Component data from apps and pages
########

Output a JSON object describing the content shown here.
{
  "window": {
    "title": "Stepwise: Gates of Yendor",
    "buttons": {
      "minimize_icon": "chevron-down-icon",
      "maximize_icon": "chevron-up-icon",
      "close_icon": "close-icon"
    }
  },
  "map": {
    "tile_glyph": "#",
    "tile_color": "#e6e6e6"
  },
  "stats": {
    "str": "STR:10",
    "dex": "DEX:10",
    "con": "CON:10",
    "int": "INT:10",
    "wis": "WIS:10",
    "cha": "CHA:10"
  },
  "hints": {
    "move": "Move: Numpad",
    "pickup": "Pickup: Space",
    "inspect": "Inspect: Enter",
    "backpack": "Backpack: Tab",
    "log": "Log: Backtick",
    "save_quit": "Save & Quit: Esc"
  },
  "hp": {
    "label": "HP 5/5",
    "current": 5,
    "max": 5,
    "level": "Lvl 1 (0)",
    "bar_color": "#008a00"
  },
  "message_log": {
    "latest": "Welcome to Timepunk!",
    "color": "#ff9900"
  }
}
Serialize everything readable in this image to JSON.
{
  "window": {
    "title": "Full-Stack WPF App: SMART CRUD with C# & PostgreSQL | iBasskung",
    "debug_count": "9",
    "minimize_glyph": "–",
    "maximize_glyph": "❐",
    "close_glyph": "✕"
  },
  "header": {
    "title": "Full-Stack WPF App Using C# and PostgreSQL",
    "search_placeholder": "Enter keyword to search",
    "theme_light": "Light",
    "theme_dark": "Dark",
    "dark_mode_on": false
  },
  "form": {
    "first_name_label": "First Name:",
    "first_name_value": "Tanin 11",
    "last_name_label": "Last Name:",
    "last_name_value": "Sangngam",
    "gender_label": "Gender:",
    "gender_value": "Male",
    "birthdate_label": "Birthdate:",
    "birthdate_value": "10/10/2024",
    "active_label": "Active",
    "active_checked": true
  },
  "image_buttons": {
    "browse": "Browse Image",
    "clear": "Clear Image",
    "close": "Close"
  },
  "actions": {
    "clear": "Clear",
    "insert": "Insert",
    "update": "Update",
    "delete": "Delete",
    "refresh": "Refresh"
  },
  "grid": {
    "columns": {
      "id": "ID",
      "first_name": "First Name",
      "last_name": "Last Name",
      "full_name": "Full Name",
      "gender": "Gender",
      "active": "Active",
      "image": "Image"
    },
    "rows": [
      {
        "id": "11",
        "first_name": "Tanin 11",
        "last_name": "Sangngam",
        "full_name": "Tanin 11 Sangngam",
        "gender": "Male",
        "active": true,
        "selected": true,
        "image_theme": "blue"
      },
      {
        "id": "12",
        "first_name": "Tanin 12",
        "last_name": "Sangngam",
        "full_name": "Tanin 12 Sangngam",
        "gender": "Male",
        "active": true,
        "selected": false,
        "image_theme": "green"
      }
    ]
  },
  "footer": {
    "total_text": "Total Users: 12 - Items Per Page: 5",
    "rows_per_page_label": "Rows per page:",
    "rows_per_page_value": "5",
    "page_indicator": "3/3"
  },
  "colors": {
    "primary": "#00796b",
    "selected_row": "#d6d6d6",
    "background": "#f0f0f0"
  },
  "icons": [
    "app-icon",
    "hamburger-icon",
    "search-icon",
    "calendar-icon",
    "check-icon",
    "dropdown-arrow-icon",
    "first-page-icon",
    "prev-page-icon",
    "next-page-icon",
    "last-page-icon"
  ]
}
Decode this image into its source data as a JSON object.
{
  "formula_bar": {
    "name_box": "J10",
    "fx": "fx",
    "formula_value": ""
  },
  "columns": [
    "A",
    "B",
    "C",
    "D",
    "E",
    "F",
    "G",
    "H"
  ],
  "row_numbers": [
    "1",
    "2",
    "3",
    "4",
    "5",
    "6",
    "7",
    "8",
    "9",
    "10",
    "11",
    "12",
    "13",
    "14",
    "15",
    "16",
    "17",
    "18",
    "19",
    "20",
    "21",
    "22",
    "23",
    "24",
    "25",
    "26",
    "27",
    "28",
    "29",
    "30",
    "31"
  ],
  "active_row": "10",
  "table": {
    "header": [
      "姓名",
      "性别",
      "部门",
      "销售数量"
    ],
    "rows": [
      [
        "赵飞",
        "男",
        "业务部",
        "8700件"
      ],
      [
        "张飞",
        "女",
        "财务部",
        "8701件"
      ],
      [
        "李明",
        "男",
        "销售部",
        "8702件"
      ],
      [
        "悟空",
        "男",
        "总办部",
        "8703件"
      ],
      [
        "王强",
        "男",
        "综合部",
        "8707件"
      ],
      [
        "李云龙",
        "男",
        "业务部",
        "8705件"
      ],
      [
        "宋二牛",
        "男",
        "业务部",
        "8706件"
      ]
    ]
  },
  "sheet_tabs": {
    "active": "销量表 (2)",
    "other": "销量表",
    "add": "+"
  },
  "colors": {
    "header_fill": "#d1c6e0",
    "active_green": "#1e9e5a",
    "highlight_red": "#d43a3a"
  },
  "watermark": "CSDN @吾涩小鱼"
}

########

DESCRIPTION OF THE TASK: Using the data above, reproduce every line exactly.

EXERCISE RESPONSE:
Output a JSON object describing the content shown here.
{
  "window": {
    "title": "Stepwise: Gates of Yendor",
    "buttons": {
      "minimize_icon": "chevron-down-icon",
      "maximize_icon": "chevron-up-icon",
      "close_icon": "close-icon"
    }
  },
  "map": {
    "tile_glyph": "#",
    "tile_color": "#e6e6e6"
  },
  "stats": {
    "str": "STR:10",
    "dex": "DEX:10",
    "con": "CON:10",
    "int": "INT:10",
    "wis": "WIS:10",
    "cha": "CHA:10"
  },
  "hints": {
    "move": "Move: Numpad",
    "pickup": "Pickup: Space",
    "inspect": "Inspect: Enter",
    "backpack": "Backpack: Tab",
    "log": "Log: Backtick",
    "save_quit": "Save & Quit: Esc"
  },
  "hp": {
    "label": "HP 5/5",
    "current": 5,
    "max": 5,
    "level": "Lvl 1 (0)",
    "bar_color": "#008a00"
  },
  "message_log": {
    "latest": "Welcome to Timepunk!",
    "color": "#ff9900"
  }
}
Serialize everything readable in this image to JSON.
{
  "window": {
    "title": "Full-Stack WPF App: SMART CRUD with C# & PostgreSQL | iBasskung",
    "debug_count": "9",
    "minimize_glyph": "–",
    "maximize_glyph": "❐",
    "close_glyph": "✕"
  },
  "header": {
    "title": "Full-Stack WPF App Using C# and PostgreSQL",
    "search_placeholder": "Enter keyword to search",
    "theme_light": "Light",
    "theme_dark": "Dark",
    "dark_mode_on": false
  },
  "form": {
    "first_name_label": "First Name:",
    "first_name_value": "Tanin 11",
    "last_name_label": "Last Name:",
    "last_name_value": "Sangngam",
    "gender_label": "Gender:",
    "gender_value": "Male",
    "birthdate_label": "Birthdate:",
    "birthdate_value": "10/10/2024",
    "active_label": "Active",
    "active_checked": true
  },
  "image_buttons": {
    "browse": "Browse Image",
    "clear": "Clear Image",
    "close": "Close"
  },
  "actions": {
    "clear": "Clear",
    "insert": "Insert",
    "update": "Update",
    "delete": "Delete",
    "refresh": "Refresh"
  },
  "grid": {
    "columns": {
      "id": "ID",
      "first_name": "First Name",
      "last_name": "Last Name",
      "full_name": "Full Name",
      "gender": "Gender",
      "active": "Active",
      "image": "Image"
    },
    "rows": [
      {
        "id": "11",
        "first_name": "Tanin 11",
        "last_name": "Sangngam",
        "full_name": "Tanin 11 Sangngam",
        "gender": "Male",
        "active": true,
        "selected": true,
        "image_theme": "blue"
      },
      {
        "id": "12",
        "first_name": "Tanin 12",
        "last_name": "Sangngam",
        "full_name": "Tanin 12 Sangngam",
        "gender": "Male",
        "active": true,
        "selected": false,
        "image_theme": "green"
      }
    ]
  },
  "footer": {
    "total_text": "Total Users: 12 - Items Per Page: 5",
    "rows_per_page_label": "Rows per page:",
    "rows_per_page_value": "5",
    "page_indicator": "3/3"
  },
  "colors": {
    "primary": "#00796b",
    "selected_row": "#d6d6d6",
    "background": "#f0f0f0"
  },
  "icons": [
    "app-icon",
    "hamburger-icon",
    "search-icon",
    "calendar-icon",
    "check-icon",
    "dropdown-arrow-icon",
    "first-page-icon",
    "prev-page-icon",
    "next-page-icon",
    "last-page-icon"
  ]
}
Decode this image into its source data as a JSON object.
{
  "formula_bar": {
    "name_box": "J10",
    "fx": "fx",
    "formula_value": ""
  },
  "columns": [
    "A",
    "B",
    "C",
    "D",
    "E",
    "F",
    "G",
    "H"
  ],
  "row_numbers": [
    "1",
    "2",
    "3",
    "4",
    "5",
    "6",
    "7",
    "8",
    "9",
    "10",
    "11",
    "12",
    "13",
    "14",
    "15",
    "16",
    "17",
    "18",
    "19",
    "20",
    "21",
    "22",
    "23",
    "24",
    "25",
    "26",
    "27",
    "28",
    "29",
    "30",
    "31"
  ],
  "active_row": "10",
  "table": {
    "header": [
      "姓名",
      "性别",
      "部门",
      "销售数量"
    ],
    "rows": [
      [
        "赵飞",
        "男",
        "业务部",
        "8700件"
      ],
      [
        "张飞",
        "女",
        "财务部",
        "8701件"
      ],
      [
        "李明",
        "男",
        "销售部",
        "8702件"
      ],
      [
        "悟空",
        "男",
        "总办部",
        "8703件"
      ],
      [
        "王强",
        "男",
        "综合部",
        "8707件"
      ],
      [
        "李云龙",
        "男",
        "业务部",
        "8705件"
      ],
      [
        "宋二牛",
        "男",
        "业务部",
        "8706件"
      ]
    ]
  },
  "sheet_tabs": {
    "active": "销量表 (2)",
    "other": "销量表",
    "add": "+"
  },
  "colors": {
    "header_fill": "#d1c6e0",
    "active_green": "#1e9e5a",
    "highlight_red": "#d43a3a"
  },
  "watermark": "CSDN @吾涩小鱼"
}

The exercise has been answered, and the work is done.